### [Problem to solve]
All lines of the following material must be written out exactly as they appear.

========================================

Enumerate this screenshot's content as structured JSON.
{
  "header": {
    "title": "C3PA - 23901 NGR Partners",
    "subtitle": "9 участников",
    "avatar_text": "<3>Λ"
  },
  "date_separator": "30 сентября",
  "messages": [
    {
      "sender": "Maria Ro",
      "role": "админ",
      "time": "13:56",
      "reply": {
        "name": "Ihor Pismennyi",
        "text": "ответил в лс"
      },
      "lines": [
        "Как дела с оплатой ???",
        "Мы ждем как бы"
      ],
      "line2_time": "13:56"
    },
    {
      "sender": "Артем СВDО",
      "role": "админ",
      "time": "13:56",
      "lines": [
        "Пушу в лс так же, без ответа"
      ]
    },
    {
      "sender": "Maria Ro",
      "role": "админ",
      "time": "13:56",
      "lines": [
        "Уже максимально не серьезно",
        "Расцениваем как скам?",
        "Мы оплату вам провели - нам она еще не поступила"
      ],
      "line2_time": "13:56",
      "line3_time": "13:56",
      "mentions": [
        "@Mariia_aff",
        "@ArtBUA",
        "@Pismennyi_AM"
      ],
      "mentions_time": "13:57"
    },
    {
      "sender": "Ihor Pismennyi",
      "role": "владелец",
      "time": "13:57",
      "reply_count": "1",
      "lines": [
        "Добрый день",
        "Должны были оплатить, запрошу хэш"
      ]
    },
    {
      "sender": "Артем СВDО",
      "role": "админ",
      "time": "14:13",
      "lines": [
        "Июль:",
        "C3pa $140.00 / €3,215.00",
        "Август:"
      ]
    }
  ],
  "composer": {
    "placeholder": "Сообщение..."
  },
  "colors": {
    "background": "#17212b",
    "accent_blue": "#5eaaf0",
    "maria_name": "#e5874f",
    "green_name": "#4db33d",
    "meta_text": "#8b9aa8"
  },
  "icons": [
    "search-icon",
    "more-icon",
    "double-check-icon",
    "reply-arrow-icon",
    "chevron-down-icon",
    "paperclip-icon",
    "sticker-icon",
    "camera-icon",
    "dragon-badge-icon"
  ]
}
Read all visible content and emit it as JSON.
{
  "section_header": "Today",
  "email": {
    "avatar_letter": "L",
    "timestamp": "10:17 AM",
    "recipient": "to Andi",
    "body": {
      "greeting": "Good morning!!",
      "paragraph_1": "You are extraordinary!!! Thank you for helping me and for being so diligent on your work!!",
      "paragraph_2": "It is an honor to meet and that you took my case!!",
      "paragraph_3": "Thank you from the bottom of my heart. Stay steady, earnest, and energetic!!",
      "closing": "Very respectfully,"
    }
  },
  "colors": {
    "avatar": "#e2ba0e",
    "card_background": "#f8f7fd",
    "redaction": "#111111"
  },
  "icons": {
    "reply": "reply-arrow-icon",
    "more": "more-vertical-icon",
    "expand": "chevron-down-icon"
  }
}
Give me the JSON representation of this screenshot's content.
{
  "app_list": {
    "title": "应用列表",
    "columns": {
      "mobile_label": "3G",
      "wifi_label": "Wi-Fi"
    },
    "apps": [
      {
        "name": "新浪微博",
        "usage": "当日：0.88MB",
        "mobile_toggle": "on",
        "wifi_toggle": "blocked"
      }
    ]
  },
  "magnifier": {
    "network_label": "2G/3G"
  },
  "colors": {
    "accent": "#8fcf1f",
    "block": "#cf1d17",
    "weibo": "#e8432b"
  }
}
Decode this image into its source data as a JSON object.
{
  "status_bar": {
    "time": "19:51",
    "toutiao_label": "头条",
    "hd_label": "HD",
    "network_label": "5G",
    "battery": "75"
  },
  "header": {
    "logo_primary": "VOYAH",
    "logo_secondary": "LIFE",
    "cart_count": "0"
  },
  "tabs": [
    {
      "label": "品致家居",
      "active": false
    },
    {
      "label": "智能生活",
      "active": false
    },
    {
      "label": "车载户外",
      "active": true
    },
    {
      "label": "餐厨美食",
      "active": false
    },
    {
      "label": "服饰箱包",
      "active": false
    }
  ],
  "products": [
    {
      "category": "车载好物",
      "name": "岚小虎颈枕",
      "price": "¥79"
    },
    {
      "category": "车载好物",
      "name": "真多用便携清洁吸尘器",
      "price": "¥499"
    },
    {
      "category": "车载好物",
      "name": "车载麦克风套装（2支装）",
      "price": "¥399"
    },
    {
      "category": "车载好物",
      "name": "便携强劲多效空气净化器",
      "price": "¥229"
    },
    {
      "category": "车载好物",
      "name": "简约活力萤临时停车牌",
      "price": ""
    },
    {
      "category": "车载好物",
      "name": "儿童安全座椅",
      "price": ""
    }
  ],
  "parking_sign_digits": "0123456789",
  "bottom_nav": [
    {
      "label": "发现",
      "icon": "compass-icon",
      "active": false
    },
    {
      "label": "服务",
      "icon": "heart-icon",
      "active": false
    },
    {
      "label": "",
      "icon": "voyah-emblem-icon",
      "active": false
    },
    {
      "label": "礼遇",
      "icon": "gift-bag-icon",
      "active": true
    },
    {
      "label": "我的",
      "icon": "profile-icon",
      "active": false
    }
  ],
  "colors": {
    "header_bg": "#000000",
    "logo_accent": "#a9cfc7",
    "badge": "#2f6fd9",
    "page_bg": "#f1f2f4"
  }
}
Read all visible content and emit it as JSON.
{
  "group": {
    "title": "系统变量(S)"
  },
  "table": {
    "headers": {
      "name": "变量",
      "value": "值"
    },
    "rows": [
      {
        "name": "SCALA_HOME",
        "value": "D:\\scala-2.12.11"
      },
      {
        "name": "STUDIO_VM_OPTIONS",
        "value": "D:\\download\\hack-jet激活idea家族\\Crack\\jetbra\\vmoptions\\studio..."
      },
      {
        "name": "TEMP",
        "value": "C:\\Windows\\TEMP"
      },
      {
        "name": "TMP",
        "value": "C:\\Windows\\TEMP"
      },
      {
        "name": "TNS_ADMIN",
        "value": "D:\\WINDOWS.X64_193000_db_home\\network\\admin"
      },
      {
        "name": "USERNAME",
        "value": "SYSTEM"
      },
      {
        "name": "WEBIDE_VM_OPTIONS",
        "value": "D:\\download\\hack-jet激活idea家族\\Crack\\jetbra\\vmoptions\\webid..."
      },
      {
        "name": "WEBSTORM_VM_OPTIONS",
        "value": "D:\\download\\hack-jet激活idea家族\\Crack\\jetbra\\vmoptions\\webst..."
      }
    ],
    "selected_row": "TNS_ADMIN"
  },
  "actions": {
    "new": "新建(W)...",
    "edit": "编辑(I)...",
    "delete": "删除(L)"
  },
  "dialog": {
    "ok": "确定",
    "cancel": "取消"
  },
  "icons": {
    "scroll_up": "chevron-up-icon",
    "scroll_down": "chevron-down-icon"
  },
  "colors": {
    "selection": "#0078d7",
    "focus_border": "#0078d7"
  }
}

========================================

### [Exercise solution]
Enumerate this screenshot's content as structured JSON.
{
  "header": {
    "title": "C3PA - 23901 NGR Partners",
    "subtitle": "9 участников",
    "avatar_text": "<3>Λ"
  },
  "date_separator": "30 сентября",
  "messages": [
    {
      "sender": "Maria Ro",
      "role": "админ",
      "time": "13:56",
      "reply": {
        "name": "Ihor Pismennyi",
        "text": "ответил в лс"
      },
      "lines": [
        "Как дела с оплатой ???",
        "Мы ждем как бы"
      ],
      "line2_time": "13:56"
    },
    {
      "sender": "Артем СВDО",
      "role": "админ",
      "time": "13:56",
      "lines": [
        "Пушу в лс так же, без ответа"
      ]
    },
    {
      "sender": "Maria Ro",
      "role": "админ",
      "time": "13:56",
      "lines": [
        "Уже максимально не серьезно",
        "Расцениваем как скам?",
        "Мы оплату вам провели - нам она еще не поступила"
      ],
      "line2_time": "13:56",
      "line3_time": "13:56",
      "mentions": [
        "@Mariia_aff",
        "@ArtBUA",
        "@Pismennyi_AM"
      ],
      "mentions_time": "13:57"
    },
    {
      "sender": "Ihor Pismennyi",
      "role": "владелец",
      "time": "13:57",
      "reply_count": "1",
      "lines": [
        "Добрый день",
        "Должны были оплатить, запрошу хэш"
      ]
    },
    {
      "sender": "Артем СВDО",
      "role": "админ",
      "time": "14:13",
      "lines": [
        "Июль:",
        "C3pa $140.00 / €3,215.00",
        "Август:"
      ]
    }
  ],
  "composer": {
    "placeholder": "Сообщение..."
  },
  "colors": {
    "background": "#17212b",
    "accent_blue": "#5eaaf0",
    "maria_name": "#e5874f",
    "green_name": "#4db33d",
    "meta_text": "#8b9aa8"
  },
  "icons": [
    "search-icon",
    "more-icon",
    "double-check-icon",
    "reply-arrow-icon",
    "chevron-down-icon",
    "paperclip-icon",
    "sticker-icon",
    "camera-icon",
    "dragon-badge-icon"
  ]
}
Read all visible content and emit it as JSON.
{
  "section_header": "Today",
  "email": {
    "avatar_letter": "L",
    "timestamp": "10:17 AM",
    "recipient": "to Andi",
    "body": {
      "greeting": "Good morning!!",
      "paragraph_1": "You are extraordinary!!! Thank you for helping me and for being so diligent on your work!!",
      "paragraph_2": "It is an honor to meet and that you took my case!!",
      "paragraph_3": "Thank you from the bottom of my heart. Stay steady, earnest, and energetic!!",
      "closing": "Very respectfully,"
    }
  },
  "colors": {
    "avatar": "#e2ba0e",
    "card_background": "#f8f7fd",
    "redaction": "#111111"
  },
  "icons": {
    "reply": "reply-arrow-icon",
    "more": "more-vertical-icon",
    "expand": "chevron-down-icon"
  }
}
Give me the JSON representation of this screenshot's content.
{
  "app_list": {
    "title": "应用列表",
    "columns": {
      "mobile_label": "3G",
      "wifi_label": "Wi-Fi"
    },
    "apps": [
      {
        "name": "新浪微博",
        "usage": "当日：0.88MB",
        "mobile_toggle": "on",
        "wifi_toggle": "blocked"
      }
    ]
  },
  "magnifier": {
    "network_label": "2G/3G"
  },
  "colors": {
    "accent": "#8fcf1f",
    "block": "#cf1d17",
    "weibo": "#e8432b"
  }
}
Decode this image into its source data as a JSON object.
{
  "status_bar": {
    "time": "19:51",
    "toutiao_label": "头条",
    "hd_label": "HD",
    "network_label": "5G",
    "battery": "75"
  },
  "header": {
    "logo_primary": "VOYAH",
    "logo_secondary": "LIFE",
    "cart_count": "0"
  },
  "tabs": [
    {
      "label": "品致家居",
      "active": false
    },
    {
      "label": "智能生活",
      "active": false
    },
    {
      "label": "车载户外",
      "active": true
    },
    {
      "label": "餐厨美食",
      "active": false
    },
    {
      "label": "服饰箱包",
      "active": false
    }
  ],
  "products": [
    {
      "category": "车载好物",
      "name": "岚小虎颈枕",
      "price": "¥79"
    },
    {
      "category": "车载好物",
      "name": "真多用便携清洁吸尘器",
      "price": "¥499"
    },
    {
      "category": "车载好物",
      "name": "车载麦克风套装（2支装）",
      "price": "¥399"
    },
    {
      "category": "车载好物",
      "name": "便携强劲多效空气净化器",
      "price": "¥229"
    },
    {
      "category": "车载好物",
      "name": "简约活力萤临时停车牌",
      "price": ""
    },
    {
      "category": "车载好物",
      "name": "儿童安全座椅",
      "price": ""
    }
  ],
  "parking_sign_digits": "0123456789",
  "bottom_nav": [
    {
      "label": "发现",
      "icon": "compass-icon",
      "active": false
    },
    {
      "label": "服务",
      "icon": "heart-icon",
      "active": false
    },
    {
      "label": "",
      "icon": "voyah-emblem-icon",
      "active": false
    },
    {
      "label": "礼遇",
      "icon": "gift-bag-icon",
      "active": true
    },
    {
      "label": "我的",
      "icon": "profile-icon",
      "active": false
    }
  ],
  "colors": {
    "header_bg": "#000000",
    "logo_accent": "#a9cfc7",
    "badge": "#2f6fd9",
    "page_bg": "#f1f2f4"
  }
}
Read all visible content and emit it as JSON.
{
  "group": {
    "title": "系统变量(S)"
  },
  "table": {
    "headers": {
      "name": "变量",
      "value": "值"
    },
    "rows": [
      {
        "name": "SCALA_HOME",
        "value": "D:\\scala-2.12.11"
      },
      {
        "name": "STUDIO_VM_OPTIONS",
        "value": "D:\\download\\hack-jet激活idea家族\\Crack\\jetbra\\vmoptions\\studio..."
      },
      {
        "name": "TEMP",
        "value": "C:\\Windows\\TEMP"
      },
      {
        "name": "TMP",
        "value": "C:\\Windows\\TEMP"
      },
      {
        "name": "TNS_ADMIN",
        "value": "D:\\WINDOWS.X64_193000_db_home\\network\\admin"
      },
      {
        "name": "USERNAME",
        "value": "SYSTEM"
      },
      {
        "name": "WEBIDE_VM_OPTIONS",
        "value": "D:\\download\\hack-jet激活idea家族\\Crack\\jetbra\\vmoptions\\webid..."
      },
      {
        "name": "WEBSTORM_VM_OPTIONS",
        "value": "D:\\download\\hack-jet激活idea家族\\Crack\\jetbra\\vmoptions\\webst..."
      }
    ],
    "selected_row": "TNS_ADMIN"
  },
  "actions": {
    "new": "新建(W)...",
    "edit": "编辑(I)...",
    "delete": "删除(L)"
  },
  "dialog": {
    "ok": "确定",
    "cancel": "取消"
  },
  "icons": {
    "scroll_up": "chevron-up-icon",
    "scroll_down": "chevron-down-icon"
  },
  "colors": {
    "selection": "#0078d7",
    "focus_border": "#0078d7"
  }
}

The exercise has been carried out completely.